- Ted Cruz frequently talks about his fund-raising skills on the campaign trail
- Cruz: "We have not seen a true grass-roots movement conservative with serious fund-raising ability since 1980"
Pierson, Iowa (CNN)Ted Cruz has raised a lot of money -- and he wants you to know it.
Standing in front of hay bales and before Iowans picnicking in lawn chairs, the presidential candidate recently ended 25 minutes of remarks here the same way he usually does.
"With one week to go in our first fund-raising quarter, we set a goal that we wanted to raise $1 million in a week. Now, I thought that was a pretty audacious goal," Cruz said, recalling the opening days of his campaign. "Well, I'm sorry to tell you we failed in that goal. We didn't raise a million dollars in a week. We raised a million dollars in one day."
The crowd, like an audience watching a gymnast land a tough stunt, let out a collective "woah." But he wasn't finished.
"By the third day, we'd raised $2 million. And by the end of the week, we'd raised over $4.3 million," Cruz rattled off. "To put that into context, $4.3 million is more than any Republican candidate has raised in the opening week in modern history. It's double what Mitt Romney raised in 2012. It's much more than double what John McCain raised in 2008."
On the stump, insurgent candidates like Cruz are eagerly pointing to their fund-raising prowess to show they are just as viable as those in the establishment. Democratic Sen. Bernie Sanders, who said Thursday he raised $15 million despite despising the money game, was glad to share aloud how he had fund-raised differently than his rivals had. And Cruz has been touting his totals ever since he announced, rarely missing a chance before grass-roots conservatives or the media to chat dollars and cents.
Expect more boasting about fund-raising this week as more candidates reveal how much money they collected during the second quarter.
It is a message that some here in Iowa described as crass and inappropriate, like talking about religion at a dinner party. Yet with a Republican field of more than a dozen candidates, others said it helps them know that a candidate could actually win and is worth supporting in the caucuses next year.
That's especially true for Cruz, who is arguably doing better in fund-raising than he is doing in early polling. The Cruz campaign announced Sunday it had raised $14.3 million in the first and second quarters, and the super PAC supporting him says it has raised nearly another $40 million to back him independently.
Altogether, the campaign believes it could finish in second place in the fund-raising war's first battle, trailing only juggernaut Jeb Bush. And the campaign is summoning its top donors and bundlers to a ritzy summit this weekend in Colorado Springs to take its money-chasing operation to the next level.
Cruz sees the money as distinguishing him from the flash-in-the-pan conservatives of the past.
"Between the campaign fund-raising and the super PAC fund-raising, we have over $40 million cash in the bank," Cruz told reporters in Sheldon, Iowa, when asked by CNN about his emphasis on the hauls. "We have not seen a true grass-roots movement conservative with serious fund-raising ability since 1980."
Cruz relies on reports from senior advisers while traveling the country and does not micromanage his Houston-based operation.

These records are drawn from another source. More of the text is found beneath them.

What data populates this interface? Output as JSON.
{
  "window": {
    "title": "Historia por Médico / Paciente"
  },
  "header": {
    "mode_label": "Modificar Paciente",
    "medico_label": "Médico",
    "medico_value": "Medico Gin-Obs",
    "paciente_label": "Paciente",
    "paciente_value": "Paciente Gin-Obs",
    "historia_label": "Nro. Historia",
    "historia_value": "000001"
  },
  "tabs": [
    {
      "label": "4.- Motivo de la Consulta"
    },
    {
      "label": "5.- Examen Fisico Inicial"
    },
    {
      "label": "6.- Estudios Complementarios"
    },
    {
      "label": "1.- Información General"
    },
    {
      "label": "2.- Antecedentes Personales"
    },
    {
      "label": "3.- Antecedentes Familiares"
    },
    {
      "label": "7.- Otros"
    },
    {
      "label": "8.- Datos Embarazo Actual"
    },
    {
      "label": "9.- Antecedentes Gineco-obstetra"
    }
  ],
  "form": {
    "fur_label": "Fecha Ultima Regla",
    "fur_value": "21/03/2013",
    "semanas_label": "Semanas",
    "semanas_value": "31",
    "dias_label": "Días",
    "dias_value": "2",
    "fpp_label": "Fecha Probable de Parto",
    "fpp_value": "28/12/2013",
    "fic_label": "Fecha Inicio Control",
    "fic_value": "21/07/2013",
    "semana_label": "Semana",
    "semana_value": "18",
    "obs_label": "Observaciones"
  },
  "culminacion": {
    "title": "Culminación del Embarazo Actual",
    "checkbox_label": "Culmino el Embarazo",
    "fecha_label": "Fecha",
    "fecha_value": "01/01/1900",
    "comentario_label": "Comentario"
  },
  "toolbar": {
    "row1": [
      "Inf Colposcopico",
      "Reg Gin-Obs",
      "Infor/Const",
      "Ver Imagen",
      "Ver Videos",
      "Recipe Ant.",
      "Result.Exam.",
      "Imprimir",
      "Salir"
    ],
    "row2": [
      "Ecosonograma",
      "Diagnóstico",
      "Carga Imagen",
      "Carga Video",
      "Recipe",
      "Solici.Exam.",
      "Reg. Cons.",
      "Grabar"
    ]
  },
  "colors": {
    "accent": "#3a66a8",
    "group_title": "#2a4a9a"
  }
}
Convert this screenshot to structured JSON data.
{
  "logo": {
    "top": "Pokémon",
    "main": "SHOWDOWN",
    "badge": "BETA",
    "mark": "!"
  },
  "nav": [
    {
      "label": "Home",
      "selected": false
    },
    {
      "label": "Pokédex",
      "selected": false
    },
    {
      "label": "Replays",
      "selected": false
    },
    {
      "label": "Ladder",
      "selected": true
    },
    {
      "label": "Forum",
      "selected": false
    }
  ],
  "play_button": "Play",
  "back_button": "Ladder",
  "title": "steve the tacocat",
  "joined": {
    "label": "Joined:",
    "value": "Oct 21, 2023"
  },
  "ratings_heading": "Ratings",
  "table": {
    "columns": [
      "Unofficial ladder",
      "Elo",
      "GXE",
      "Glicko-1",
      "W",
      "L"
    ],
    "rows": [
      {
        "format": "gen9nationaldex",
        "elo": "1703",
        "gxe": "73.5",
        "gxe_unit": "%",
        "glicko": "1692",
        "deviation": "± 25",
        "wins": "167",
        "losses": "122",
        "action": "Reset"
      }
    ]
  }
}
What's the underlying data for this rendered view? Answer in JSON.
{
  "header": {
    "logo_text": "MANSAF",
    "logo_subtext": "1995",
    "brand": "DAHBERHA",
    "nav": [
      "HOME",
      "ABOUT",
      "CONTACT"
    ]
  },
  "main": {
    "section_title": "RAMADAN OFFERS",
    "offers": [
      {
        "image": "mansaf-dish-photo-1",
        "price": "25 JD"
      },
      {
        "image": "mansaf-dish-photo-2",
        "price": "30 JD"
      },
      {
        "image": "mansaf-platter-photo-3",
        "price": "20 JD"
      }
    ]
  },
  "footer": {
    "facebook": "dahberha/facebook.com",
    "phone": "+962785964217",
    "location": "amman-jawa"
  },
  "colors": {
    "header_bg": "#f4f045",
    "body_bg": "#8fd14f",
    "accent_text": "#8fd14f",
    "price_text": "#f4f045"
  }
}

Yet the former George W. Bush campaign aide nevertheless rattles off an extensively developed theory -- the "bracketology" -- of why he could win the GOP primary. He openly ponders in interviews how Jeb Bush could earn the nomination given his struggles in early states and the history of the Republican Party.
And on the trail here in Iowa this past weekend, Cruz returned to lauding his money game, at one point ending his town hall in Sheldon by answering a question about how to get young people more involved in politics by noting his fund-raising success -- "a good note to wrap up on," he said.
Not all Iowans agreed those were the ideal parting words.
"Most of us don't even care how much money they've raised," said Kelly O'Brien, the longtime county chairwoman of O'Brien County Republican Party, who had just heard Cruz speak. "I don't think that's going to affect whether somebody votes for them or not."
Other GOP voters interviewed across the state said they did not find Cruz's money message distasteful, but rather a signal that Cruz is a viable candidate to take seriously.
"If you're going to go the whole show, it takes big numbers to make it work," said Tom Oswald, an Iowa farm leader who has not yet committed to a candidate. "I don't think it's icky at all -- in fact, it encourages those who say, 'You know, I can do that. I don't have to give a thousand bucks.'"